Disclosure: This post is sponsored by UncommonGoods. Thanks for supporting the companies that support Just Like The Number!
I am a terrible gift-giver. I know this about myself, and I’m always trying to improve, but I am also keenly aware that at the ripe old age of 40, it may be my lot in life: great hugger, mediocre gift-giver. It surprises me, given how much I like to receive gifts. I appreciate even the smallest of gestures.
For example, we spent nearly all of the past Memorial Day Weekend working feverishly in our backyard. In just a few days, we basically transformed a jungle into a tidy, lovely garden. I still have dirt under my fingernails and mulch in places I didn’t know had crevices. On our third and final day, our backyard neighbor walked over and offered me a Diet Coke. “You’ve been working so hard,” she said. “I’ve been sitting here, watching you, and thought the least I could do was offer you a drink.” I was so touched, and that may have been the most refreshing Diet Coke I’ve ever tasted. At the same time, I thought to myself, “Why don’t I ever think to do lovely things like that?” It’s true. I’m deficient in whatever gene prompts people to easily bestow gifts and random acts of kindness.
I’m always on the hunt for ideas and gifts I can stash away for when gifting opportunities present themselves. I’m afflicted year-round, but I find that this time of year, second only to Christmas, the most stressful time of year for my gifting-challenged self. May and June present themselves with a myriad of gift-giving opportunities: Mother’s Day, our wedding anniversary, graduations, teacher appreciation, Mike and Elena’s birthdays, and Father’s Day. Is it getting hot in here? Are your palms sweaty? No? Just me?

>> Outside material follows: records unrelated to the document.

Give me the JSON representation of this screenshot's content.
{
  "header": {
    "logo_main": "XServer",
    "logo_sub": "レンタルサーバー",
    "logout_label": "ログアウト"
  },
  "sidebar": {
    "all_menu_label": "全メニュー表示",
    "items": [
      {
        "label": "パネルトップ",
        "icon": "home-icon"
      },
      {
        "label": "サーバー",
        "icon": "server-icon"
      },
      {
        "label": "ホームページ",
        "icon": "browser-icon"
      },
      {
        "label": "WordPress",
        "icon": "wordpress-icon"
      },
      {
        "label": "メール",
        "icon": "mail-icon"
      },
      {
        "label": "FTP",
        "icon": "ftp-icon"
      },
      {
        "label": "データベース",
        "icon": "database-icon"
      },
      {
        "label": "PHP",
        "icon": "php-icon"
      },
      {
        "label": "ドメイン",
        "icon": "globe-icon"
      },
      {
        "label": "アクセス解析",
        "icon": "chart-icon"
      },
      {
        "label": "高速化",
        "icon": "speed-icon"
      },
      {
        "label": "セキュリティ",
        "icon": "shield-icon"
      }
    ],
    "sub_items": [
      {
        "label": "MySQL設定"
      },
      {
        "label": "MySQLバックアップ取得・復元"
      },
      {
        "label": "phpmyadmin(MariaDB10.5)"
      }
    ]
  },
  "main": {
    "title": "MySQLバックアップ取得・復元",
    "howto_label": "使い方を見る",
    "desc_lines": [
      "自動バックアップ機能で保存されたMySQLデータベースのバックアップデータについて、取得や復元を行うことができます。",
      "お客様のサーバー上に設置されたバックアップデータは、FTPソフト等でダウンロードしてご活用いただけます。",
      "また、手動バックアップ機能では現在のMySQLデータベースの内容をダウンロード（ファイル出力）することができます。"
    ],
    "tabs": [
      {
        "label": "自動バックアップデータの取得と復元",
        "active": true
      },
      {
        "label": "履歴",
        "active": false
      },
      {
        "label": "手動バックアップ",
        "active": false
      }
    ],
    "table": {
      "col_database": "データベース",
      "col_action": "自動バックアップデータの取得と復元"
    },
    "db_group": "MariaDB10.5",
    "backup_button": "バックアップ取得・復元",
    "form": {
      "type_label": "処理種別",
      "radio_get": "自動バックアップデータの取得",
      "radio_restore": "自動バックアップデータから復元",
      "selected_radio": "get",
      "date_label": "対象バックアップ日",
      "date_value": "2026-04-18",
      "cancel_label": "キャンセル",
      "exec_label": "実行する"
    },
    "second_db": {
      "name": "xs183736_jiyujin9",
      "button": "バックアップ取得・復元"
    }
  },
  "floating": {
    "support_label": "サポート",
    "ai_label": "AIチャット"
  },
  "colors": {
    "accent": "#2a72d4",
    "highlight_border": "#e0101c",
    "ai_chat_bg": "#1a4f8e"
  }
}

A few years ago, a catalog arrived around Christmas from UncommonGoods. I do love catalogs, but I’m not a hoarder. Ninety-eight percent of the time I flip through them and then toss them in the recycle bin. The UncommonGoods catalog was different, though. It was a one-percenter: dog-eared, perused several times, and placed in the magazine basket for future reference. I didn’t order anything from it then, but six months later I returned to the catalog in search of a Father’s Day gift for Mike.
I spied the Ticket Stub Diary, and knew without hesitation that it would be the perfect gift for him. He loves saving ticket stubs from everything – movies, concerts, sporting events. Early in our marriage I made the mistake of tossing my movie ticket stub into the trash. He looked at me like I had casually tossed my wedding ring in the garbage. His method of storing these precious mementos was pretty sad, though. They sat haphazardly jumbled in a shoe box in our office closet. I ordered the Ticket Stub Diary, and over a few days the kids and I secretly sorted through his ticket collection. That, in and of itself was a gift: sitting on the floor with Elena and Eli and sharing stories of the things Dad and I had seen and done over the course of dating and marriage. He was thrilled with the gift, and to this day it sits prominently displayed in our home office.
I still receive the UncommonGoods catalog, and it continues to provides me with a treasure trove of ideas for gift-giving. Whenever I start to panic or feel like I couldn’t possibly think of something as unique and special to give as the recipient of the gift is to me, I remind myself to check out UncommonGoods.
I was invited to check out the curated list of gifts for men and choose something I thought a guy in my life might enjoy. After browsing through the Father’s Day gift guide, I found the perfect thing (again) for Mike: a handcrafted horse racing game. The game was delivered with perfect timing, and we spent the hour before the Kentucky Derby playing with a neighbor.
The game is a reinvention of an old classic, which is the calling card of the husband and wife team from St. Louis who makes the game. Ryan and Kim McDaniel, of Across the Board, have several other unique offerings on UncommonGoods as well. It’s one of the things I love about UncommonGoods: their mission to support and provide a platform for artists and designers. Half of the items they sell are made by hand. Through their business practices and social commitments, UncommonGoods supports and meets a rigorous standard when it comes to issues such as wage levels, environmental impact, and giving back to the community.
What that means is, I might not always feel great about my struggle to be a better gift-giver. But when I purchase and gift items from UncommonGoods, I can feel good about the choice I made and be pretty darn confident that the recipient will love it and feel every bit as special as the gift itself.
See more of what UncommonGoods as to offer, such as one-of-a-kind personalized gifts and the super cool Voting Tool, which helps buyers decide which products will become the next UncommonGoods, by visitings UncommonGoods.com.